What you are asked to do:
Your answer should be each line of the entries that contains the word "Phase", copied in full.

-- Data for the task follows --

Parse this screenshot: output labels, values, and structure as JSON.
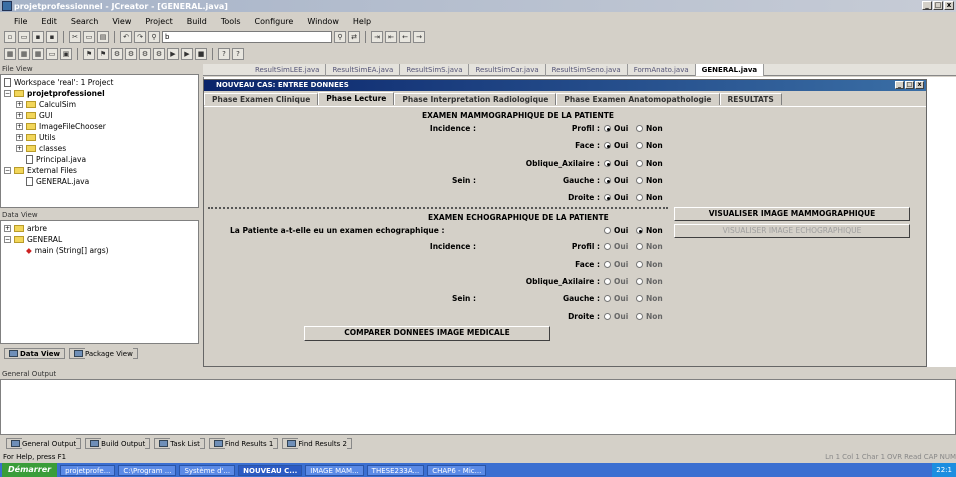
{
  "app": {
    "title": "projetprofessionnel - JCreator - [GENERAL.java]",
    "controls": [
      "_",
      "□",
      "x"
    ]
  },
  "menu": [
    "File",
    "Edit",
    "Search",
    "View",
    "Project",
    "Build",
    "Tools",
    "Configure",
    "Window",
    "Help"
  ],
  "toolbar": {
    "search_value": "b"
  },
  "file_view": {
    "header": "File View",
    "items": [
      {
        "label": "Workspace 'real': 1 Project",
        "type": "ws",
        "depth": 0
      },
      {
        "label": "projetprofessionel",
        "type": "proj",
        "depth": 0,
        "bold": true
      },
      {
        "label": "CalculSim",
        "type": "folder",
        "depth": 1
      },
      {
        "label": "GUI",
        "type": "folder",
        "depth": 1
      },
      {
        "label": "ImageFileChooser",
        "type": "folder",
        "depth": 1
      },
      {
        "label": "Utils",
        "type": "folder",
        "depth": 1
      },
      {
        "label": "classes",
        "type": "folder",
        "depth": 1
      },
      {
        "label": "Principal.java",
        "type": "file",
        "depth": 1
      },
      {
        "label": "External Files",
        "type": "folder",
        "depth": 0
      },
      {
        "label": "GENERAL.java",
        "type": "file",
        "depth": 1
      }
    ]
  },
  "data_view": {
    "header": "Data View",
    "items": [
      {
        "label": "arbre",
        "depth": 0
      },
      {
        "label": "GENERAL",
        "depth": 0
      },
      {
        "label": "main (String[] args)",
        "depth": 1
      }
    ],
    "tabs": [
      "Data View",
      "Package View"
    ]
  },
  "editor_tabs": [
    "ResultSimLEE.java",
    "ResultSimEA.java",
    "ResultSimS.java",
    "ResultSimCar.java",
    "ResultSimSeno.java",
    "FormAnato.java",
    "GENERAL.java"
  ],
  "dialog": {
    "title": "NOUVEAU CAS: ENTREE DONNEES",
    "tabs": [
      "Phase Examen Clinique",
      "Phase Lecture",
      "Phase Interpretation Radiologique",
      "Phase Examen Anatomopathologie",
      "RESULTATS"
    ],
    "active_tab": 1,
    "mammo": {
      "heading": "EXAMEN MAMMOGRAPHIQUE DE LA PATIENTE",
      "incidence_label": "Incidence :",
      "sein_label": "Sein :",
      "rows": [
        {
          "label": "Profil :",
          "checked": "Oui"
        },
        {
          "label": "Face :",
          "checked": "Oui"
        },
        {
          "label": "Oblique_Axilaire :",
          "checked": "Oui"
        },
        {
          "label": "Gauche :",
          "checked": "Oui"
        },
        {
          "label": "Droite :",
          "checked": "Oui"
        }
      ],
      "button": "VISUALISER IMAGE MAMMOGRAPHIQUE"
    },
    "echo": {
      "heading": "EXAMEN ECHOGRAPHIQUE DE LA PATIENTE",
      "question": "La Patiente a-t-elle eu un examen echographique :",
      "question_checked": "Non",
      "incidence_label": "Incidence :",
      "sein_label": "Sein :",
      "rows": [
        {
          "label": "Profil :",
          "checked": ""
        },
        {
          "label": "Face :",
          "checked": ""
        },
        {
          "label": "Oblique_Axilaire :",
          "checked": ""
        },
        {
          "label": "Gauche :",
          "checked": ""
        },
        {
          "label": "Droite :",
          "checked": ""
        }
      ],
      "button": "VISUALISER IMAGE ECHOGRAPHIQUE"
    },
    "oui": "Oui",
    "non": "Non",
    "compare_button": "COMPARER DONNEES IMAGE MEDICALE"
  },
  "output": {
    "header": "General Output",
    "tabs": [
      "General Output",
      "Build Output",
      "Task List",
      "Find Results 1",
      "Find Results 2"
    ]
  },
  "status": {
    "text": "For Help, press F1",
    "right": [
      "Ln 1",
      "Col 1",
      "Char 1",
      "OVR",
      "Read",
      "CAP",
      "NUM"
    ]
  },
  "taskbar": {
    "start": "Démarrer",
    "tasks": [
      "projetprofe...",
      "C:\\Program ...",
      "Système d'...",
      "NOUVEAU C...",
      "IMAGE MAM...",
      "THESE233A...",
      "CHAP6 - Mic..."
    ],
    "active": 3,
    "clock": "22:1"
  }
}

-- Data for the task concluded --

Response area:
      "Phase Examen Clinique",
      "Phase Lecture",
      "Phase Interpretation Radiologique",
      "Phase Examen Anatomopathologie",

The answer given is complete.